One word that’s been frequently brought up during the coronavirus pandemic is “uncertainty.”
According to John Hopkins University, the virus has globally infected more than 1 million people and caused more than 54,000 deaths.
It’s unclear how long it will take the virus to run its course, but local medical officials said they believe the situation will peak in the Manhattan area in late April or early May.
However, not only is the coronavirus taking its toll on peoples’ physical health, it’s also impacting mental health as they deal with new restrictions throughout their lives.
More than 10 million Americans filed for unemployment last month, and events or places people normally would frequent for leisure have been canceled or closed indefinitely in the name of social distancing. State and local orders to stay home to slow and stop the spread of the virus have people confined for the most part, except to handle essential errands or go to work.
A recent poll by the Kaiser Family Foundation, a nonprofit organization focused on healthcare issues, showed 45% of adults reported the pandemic has caused worry or stress and affected their mental health. Nineteen percent said it’s had a “major impact.”
The Centers for Disease Control and Prevention reported those who may respond more strongly to the stress of a crisis include older people and people with chronic diseases who are at higher risk for COVID-19; children and teens; first responders and health care providers; and people who have mental health conditions including problems with substance use.
Cristine Glendening, a licensed clinical therapist with K-State’s Counseling Services, says the pandemic has induced an increased sense of anxiety in many people as they adjust to a new normal.

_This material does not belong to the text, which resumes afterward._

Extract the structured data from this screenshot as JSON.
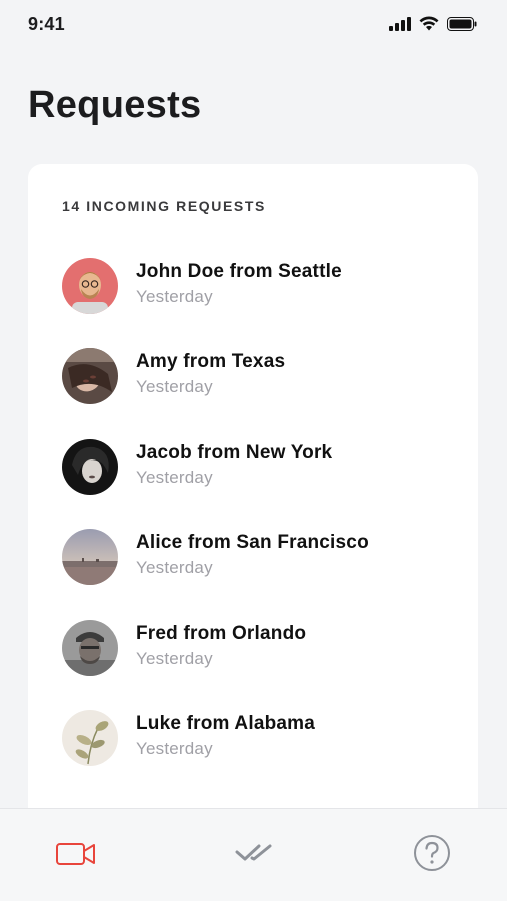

“What surrounds a lot of what people are struggling with is loss related to the pandemic,” Glendening said. “(It could be) feeling like they’re losing their sense of autonomy by having to stay home, lost wages, or just these future anticipatory losses like loss of graduation, being able to move and start a new job, weddings that were planned in the near future, loss of friends because maybe (students) had to move back home, things like that.”
Glendening said one of the most important things for people to remember is that just because they can’t physically see friends and family, it doesn’t mean they can’t remain connected with them.

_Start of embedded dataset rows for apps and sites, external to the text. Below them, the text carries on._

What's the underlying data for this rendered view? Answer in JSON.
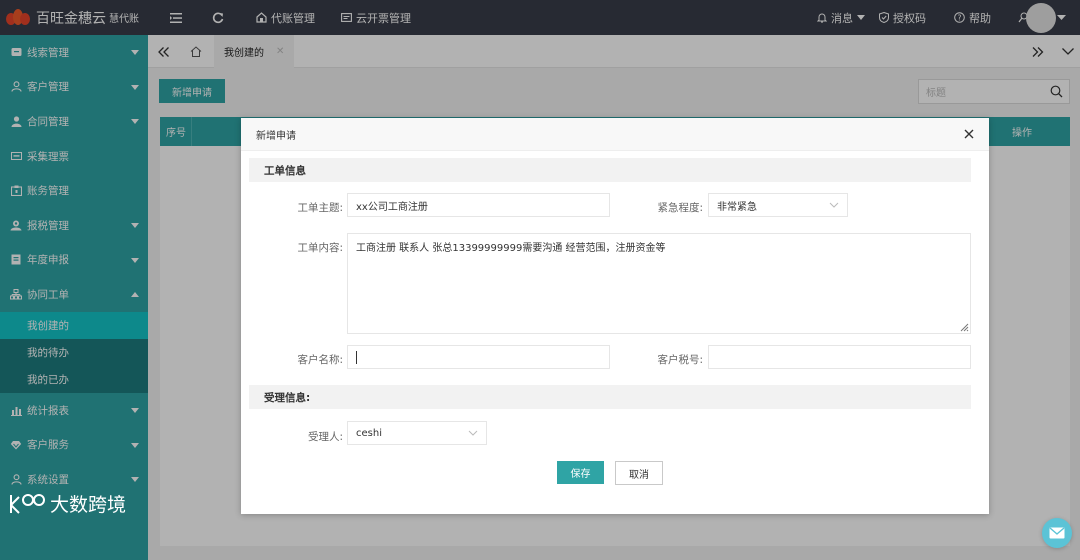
{
  "app": {
    "title": "百旺金穗云",
    "subtitle": "慧代账"
  },
  "topbar": {
    "menu_icon": "menu-collapse-icon",
    "refresh_icon": "refresh-icon",
    "nav": [
      {
        "label": "代账管理",
        "icon": "home-icon"
      },
      {
        "label": "云开票管理",
        "icon": "invoice-icon"
      }
    ],
    "messages": "消息",
    "license": "授权码",
    "help": "帮助"
  },
  "sidebar": {
    "items": [
      {
        "label": "线索管理",
        "icon": "lead-icon",
        "expanded": false
      },
      {
        "label": "客户管理",
        "icon": "customer-icon",
        "expanded": false
      },
      {
        "label": "合同管理",
        "icon": "contract-icon",
        "expanded": false
      },
      {
        "label": "采集理票",
        "icon": "ticket-icon",
        "expanded": false
      },
      {
        "label": "账务管理",
        "icon": "ledger-icon",
        "expanded": false
      },
      {
        "label": "报税管理",
        "icon": "tax-icon",
        "expanded": false
      },
      {
        "label": "年度申报",
        "icon": "annual-icon",
        "expanded": false
      },
      {
        "label": "协同工单",
        "icon": "workorder-icon",
        "expanded": true
      },
      {
        "label": "统计报表",
        "icon": "report-icon",
        "expanded": false
      },
      {
        "label": "客户服务",
        "icon": "service-icon",
        "expanded": false
      },
      {
        "label": "系统设置",
        "icon": "settings-icon",
        "expanded": false
      }
    ],
    "sub_items": [
      {
        "label": "我创建的",
        "active": true
      },
      {
        "label": "我的待办",
        "active": false
      },
      {
        "label": "我的已办",
        "active": false
      }
    ],
    "watermark": "大数跨境"
  },
  "tabs": {
    "active": "我创建的"
  },
  "main": {
    "add_button": "新增申请",
    "search_placeholder": "标题",
    "columns": [
      "序号",
      "操作"
    ]
  },
  "modal": {
    "title": "新增申请",
    "section1": "工单信息",
    "section2": "受理信息:",
    "fields": {
      "subject_label": "工单主题:",
      "subject_value": "xx公司工商注册",
      "urgency_label": "紧急程度:",
      "urgency_value": "非常紧急",
      "content_label": "工单内容:",
      "content_value": "工商注册  联系人 张总13399999999需要沟通 经营范围，注册资金等",
      "customer_label": "客户名称:",
      "customer_value": "",
      "tax_label": "客户税号:",
      "tax_value": "",
      "assignee_label": "受理人:",
      "assignee_value": "ceshi"
    },
    "save": "保存",
    "cancel": "取消"
  },
  "colors": {
    "accent": "#2fa4a5",
    "topbar": "#393d49",
    "submenu": "#1d7c7e",
    "submenu_active": "#13c4c8"
  }
}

“If before one of your coping strategies was to meet up with friends and go out to dinner, well you might just have to take those coping strategies and alter them a little bit, so maybe now you have virtual dinners with friends,” she said. “Maybe before you would call and text your friends, you can still do that. If you’re not someone big into technology, connect with friends by maybe going back to writing letters.”
People also should be mindful of how much and what media they’re consuming right now, she said, especially when it comes to taking in constant developments with the coronavirus situation, because it can reinforce feelings of anxiety and fear.
“It is important to stay informed, especially at the local level, but I think there needs to be some boundaries around that and limiting your exposure to it,” Glendening said. “Like maybe once a day to check in about what’s going on. Also in terms of what media you’re choosing to engage with, make sure that if you are especially looking into what’s going on with the coronavirus, choose reliable resources such as your local health department, the World Health Organization and the Centers for Disease Control and Prevention.”
Glendening advised people to maintain a flexible daily routine and incorporate some physical activity in that plan by going on walks or runs and doing at-home workouts.
Lastly, Glendening said it is normal to feel worried about the ongoing situation, but “now is a time more than ever to be kind to yourself.”
“Validate yourself,” she said. “Validate any emotions that are coming up during this time because it would be normal to experience some level of anxiety, especially when things are uncertain. Normalize that and do things for yourself to help manage any anxiety. Maybe that’s working in the garden, doing meditation or reengaging in hobbies that you can do on your own like reading.”
However, if someone feels like they can not cope with emotions on their own, Glendening said that could be an indication to reach out to others for help.
“If it’s getting to the point where you’re having distressing thoughts that you otherwise would not be having — suicidal thoughts, things of that nature — that would be indication that maybe it’s time to look into getting some help or reaching out for additional resources.”
Many area therapy offices, including K-State Counseling services, are now offering, or starting to offer, widely available tele-therapy services.
Crisis hotlines include Pawnee Mental Health’s 24/7 crisis line, 1-800-609-2002; the National crisis text line, text HOME to 741741; and the national suicide hotline, 1-800-273-8255.
“Now is the time to be more intentional about what we do with our time, but I also think people are really resilient,” Glendening said. “People have these natural ways that they’ve coped with other adversities and struggles within their life, so be intentional about taking what’s worked in the past and maybe alter it given the limitations we’re faced with now.”